Is hemp legal in California?
Legality depends on if you are looking at it from a federal perspective or a state perspective.
Yes, California has state industrial hemp statute (Food and Agriculture Code section 81000) and in June 2019 the Office of Administrative Law (OAL) approved an emergency regulatory structure regarding commercial hemp cultivation. So, from a state perspective, commercial cultivation is legal and being implemented.
In the federal perspective, California must submit their regulatory structure for USDA approval before commencing commercial cultivation. Similar to marijuana, that hasn’t stopped California from issuing cultivation permits.
However, the distinction between state and federal law is very important for the University of California (UC), particularly UC Agriculture and Natural Resources (UC ANR), because UC is federally funded and UC ANR programs such as 4-H and the Nutrition Policy Institute are federally funded programs. That means UC ANR must follow federal regulation and cannot cultivate hemp under state law.
The 2018 Farm Bill extended section 7606 of the 2014 Farm Bill (The Legitimacy of Hemp Research) until one year after USDA promulgates their hemp regulations. This action allows UC ANR to cultivate hemp for research purposes.
Given all the regulatory restrictions, what can UC scientists work on?
Marijuana: UC ANR does not do any plant-based research on marijuana; this is illegal. However our researchers do study the policy, social and environmental impacts of marijuana.
Hemp: UC ANR can work with and cultivate hemp for research purposes only. However, when doing so, we still have to follow state laws and regulations and internal regulations that cover federal and state compliance matters. For instance, research can only be conducted on UC property and we must supply local agriculture commissioners with GPS coordinates. Studies, which must be approved by UC ANR leadership, require that researchers have a sampling, testing and destruction protocol in place. The funding for the research must be closely scrutinized, and until USDA publishes its regulations even the origin of the hemp seeds is subject to approval.
Can UC ANR scientists advise on how to grow cannabis (marijuana or hemp)?
No. As with any plant, UC ANR scientists and educators can talk about the general principles of soil and plant management, but we currently cannot give specific advice on how to cultivate, grow or manage hemp (or cannabis).

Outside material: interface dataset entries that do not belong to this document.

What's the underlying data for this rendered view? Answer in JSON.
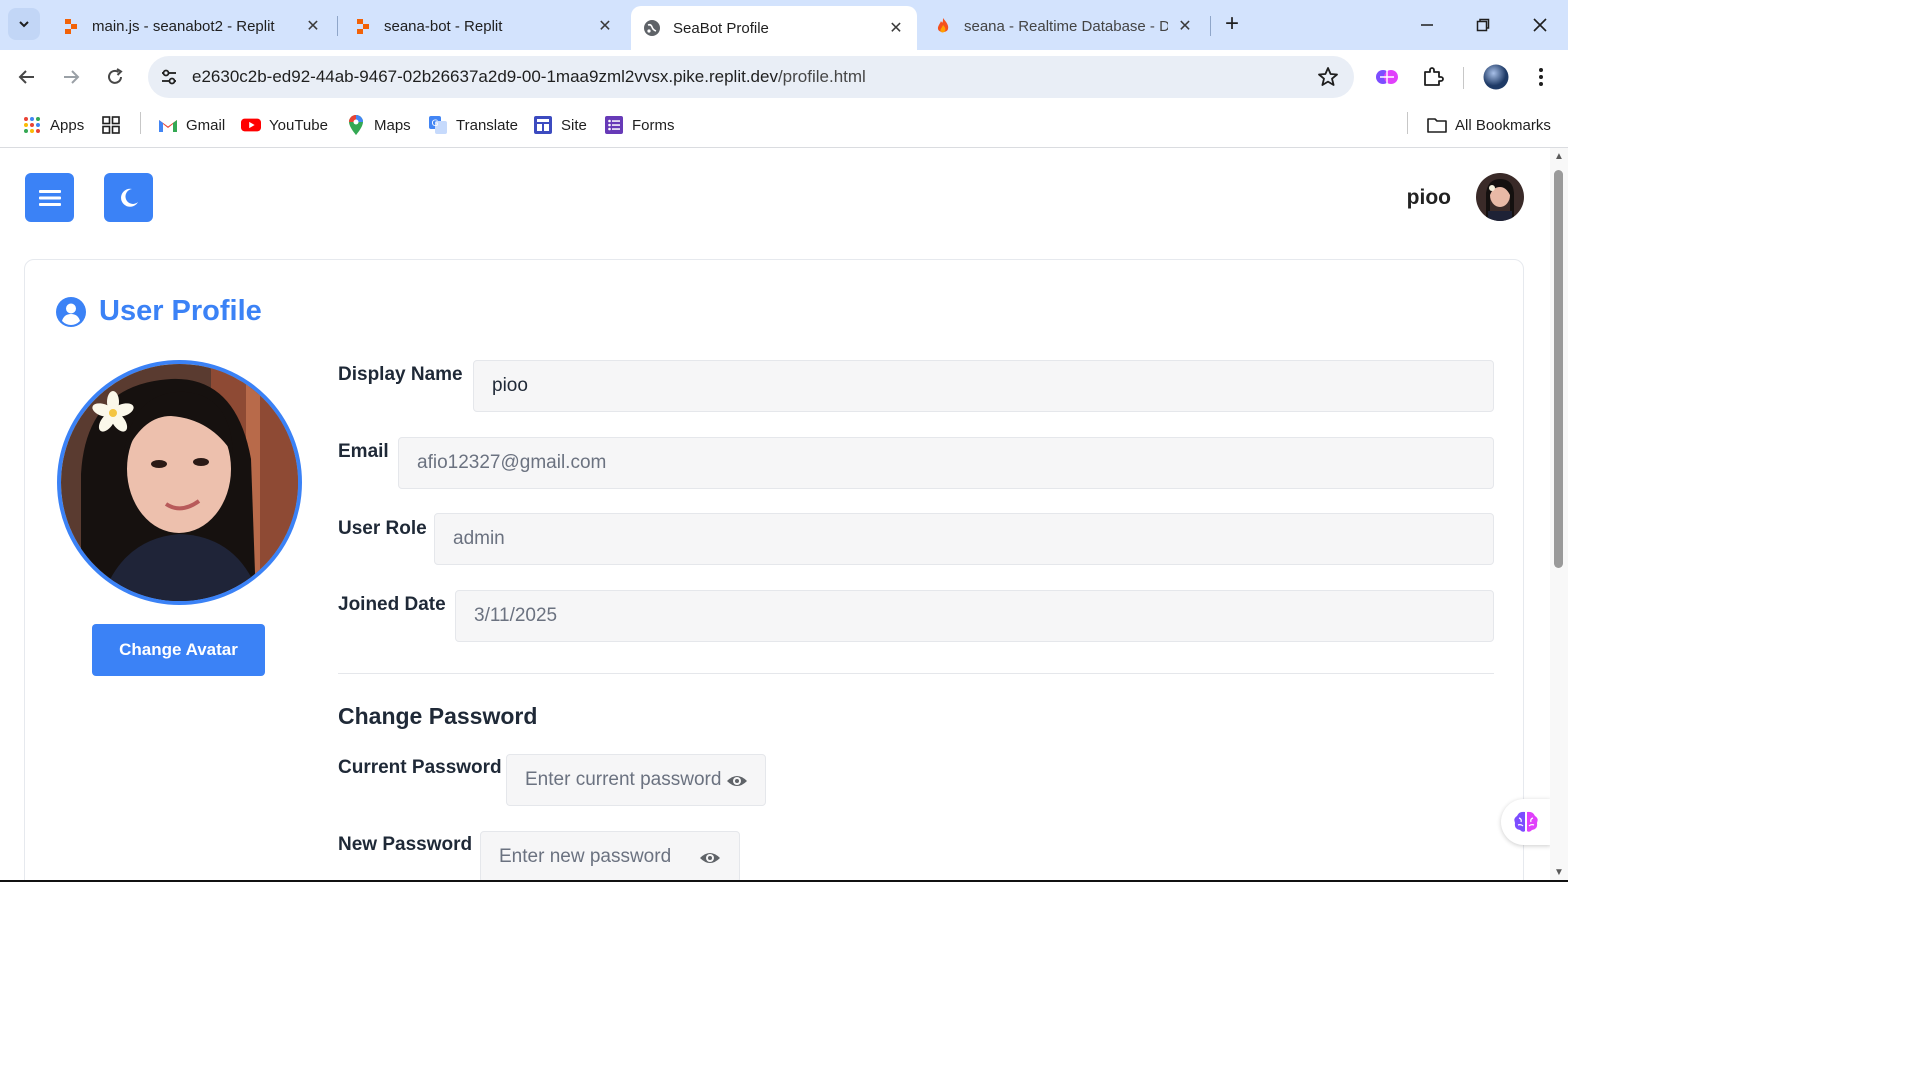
{
  "browser": {
    "tabs": [
      {
        "title": "main.js - seanabot2 - Replit",
        "icon": "replit-icon"
      },
      {
        "title": "seana-bot - Replit",
        "icon": "replit-icon"
      },
      {
        "title": "SeaBot Profile",
        "icon": "globe-icon"
      },
      {
        "title": "seana - Realtime Database - Da",
        "icon": "firebase-icon"
      }
    ],
    "url": {
      "host": "e2630c2b-ed92-44ab-9467-02b26637a2d9-00-1maa9zml2vvsx.pike.replit.dev",
      "path": "/profile.html"
    },
    "bookmarks": [
      "Apps",
      "Gmail",
      "YouTube",
      "Maps",
      "Translate",
      "Site",
      "Forms"
    ],
    "all_bookmarks": "All Bookmarks"
  },
  "header": {
    "username": "pioo"
  },
  "profile": {
    "title": "User Profile",
    "change_avatar": "Change Avatar",
    "fields": {
      "display_name": {
        "label": "Display Name",
        "value": "pioo"
      },
      "email": {
        "label": "Email",
        "value": "afio12327@gmail.com"
      },
      "role": {
        "label": "User Role",
        "value": "admin"
      },
      "joined": {
        "label": "Joined Date",
        "value": "3/11/2025"
      }
    }
  },
  "password": {
    "heading": "Change Password",
    "current": {
      "label": "Current Password",
      "placeholder": "Enter current password"
    },
    "new": {
      "label": "New Password",
      "placeholder": "Enter new password"
    }
  },
  "colors": {
    "accent": "#3b82f6",
    "chrome_tabstrip": "#d3e3fd"
  }
}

Does UC ANR currently do any research on hemp?
Yes. Since 2017, UC ANR has been working on protocols for several hemp variety trials. Funding these studies has been challenging as has finding suitable seed sources.

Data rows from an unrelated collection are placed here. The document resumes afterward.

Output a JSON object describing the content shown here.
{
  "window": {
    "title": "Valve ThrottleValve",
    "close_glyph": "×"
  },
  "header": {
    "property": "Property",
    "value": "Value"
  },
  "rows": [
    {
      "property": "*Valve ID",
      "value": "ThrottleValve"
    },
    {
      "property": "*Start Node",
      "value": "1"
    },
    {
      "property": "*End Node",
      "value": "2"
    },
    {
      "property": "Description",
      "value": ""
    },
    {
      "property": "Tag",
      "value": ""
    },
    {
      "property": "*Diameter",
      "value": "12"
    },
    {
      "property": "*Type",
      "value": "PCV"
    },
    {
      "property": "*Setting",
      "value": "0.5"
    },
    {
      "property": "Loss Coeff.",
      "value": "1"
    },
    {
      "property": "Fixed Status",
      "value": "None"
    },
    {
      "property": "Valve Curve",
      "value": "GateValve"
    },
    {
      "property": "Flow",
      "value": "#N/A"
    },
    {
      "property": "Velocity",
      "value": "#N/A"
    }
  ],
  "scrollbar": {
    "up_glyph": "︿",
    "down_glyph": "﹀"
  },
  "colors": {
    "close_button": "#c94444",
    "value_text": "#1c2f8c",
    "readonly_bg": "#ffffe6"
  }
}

Many UC Berkeley, UC Riverside, UC Davis, UC ANR (and other UC) researchers have interest in conducting research, but previous years’ preparation has allowed UC ANR and UC Davis to be the first to start variety trials in 2019. These trials are being conducted at UC ANR’s West Side Research and Extension Center and on the UC Davis campus. If funding and seed sources are approved another trial will take place at UC Desert Research and Extension Center in Imperial County.
Note: Cannabis plants have two genders

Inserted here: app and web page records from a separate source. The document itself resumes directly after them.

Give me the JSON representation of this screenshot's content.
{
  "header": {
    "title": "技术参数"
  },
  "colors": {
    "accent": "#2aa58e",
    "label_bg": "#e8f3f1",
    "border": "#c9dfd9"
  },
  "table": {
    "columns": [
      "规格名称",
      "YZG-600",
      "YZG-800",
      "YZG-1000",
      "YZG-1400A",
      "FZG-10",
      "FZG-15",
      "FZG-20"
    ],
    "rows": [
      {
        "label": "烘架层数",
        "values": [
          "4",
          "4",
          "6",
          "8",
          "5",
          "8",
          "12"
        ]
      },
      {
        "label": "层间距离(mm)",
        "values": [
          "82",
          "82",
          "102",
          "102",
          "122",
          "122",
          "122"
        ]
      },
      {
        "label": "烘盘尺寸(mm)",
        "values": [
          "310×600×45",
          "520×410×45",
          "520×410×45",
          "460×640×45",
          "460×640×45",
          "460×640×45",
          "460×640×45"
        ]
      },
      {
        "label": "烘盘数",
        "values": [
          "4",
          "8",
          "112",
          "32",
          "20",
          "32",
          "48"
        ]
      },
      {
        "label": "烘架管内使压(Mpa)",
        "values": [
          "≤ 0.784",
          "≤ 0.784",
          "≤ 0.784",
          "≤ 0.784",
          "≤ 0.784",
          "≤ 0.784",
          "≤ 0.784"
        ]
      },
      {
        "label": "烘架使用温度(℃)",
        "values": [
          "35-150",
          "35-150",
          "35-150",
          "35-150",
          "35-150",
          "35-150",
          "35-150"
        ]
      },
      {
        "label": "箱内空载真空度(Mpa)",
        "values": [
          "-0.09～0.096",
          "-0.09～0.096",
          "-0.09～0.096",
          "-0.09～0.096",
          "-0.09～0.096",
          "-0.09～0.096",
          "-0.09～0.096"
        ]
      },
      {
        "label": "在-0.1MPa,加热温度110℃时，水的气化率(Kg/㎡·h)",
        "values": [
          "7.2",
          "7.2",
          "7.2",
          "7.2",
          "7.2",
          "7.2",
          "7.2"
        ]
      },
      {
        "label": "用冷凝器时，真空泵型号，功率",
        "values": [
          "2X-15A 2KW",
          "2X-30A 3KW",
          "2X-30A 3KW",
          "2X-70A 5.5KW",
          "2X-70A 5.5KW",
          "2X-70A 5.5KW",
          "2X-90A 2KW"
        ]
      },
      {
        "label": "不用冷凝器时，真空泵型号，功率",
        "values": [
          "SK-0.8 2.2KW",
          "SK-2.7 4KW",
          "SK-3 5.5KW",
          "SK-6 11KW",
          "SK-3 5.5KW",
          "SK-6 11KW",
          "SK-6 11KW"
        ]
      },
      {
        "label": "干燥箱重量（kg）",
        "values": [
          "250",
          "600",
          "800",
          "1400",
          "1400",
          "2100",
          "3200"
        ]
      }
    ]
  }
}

THC is only produced in the female plant because they are the ones that have the trichomes (although there is a twist in that female plants can produce pollen under certain circumstances). For this reason, some people assume that hemp only comes from male cannabis sativa plants. Hemp uses are much different than those of marijuana. It is the stalks of the cannabis plant that are harvested and processed to make products like fiber and paper. A hemp farmer would want their hemp to grow straight up in the air in order to maximize the yield. The exception to this is when a farmer wants to grow for CBD; in that case, the farmer will want short bushy plants to increase the surface area for the cannabinoid producing trichomes.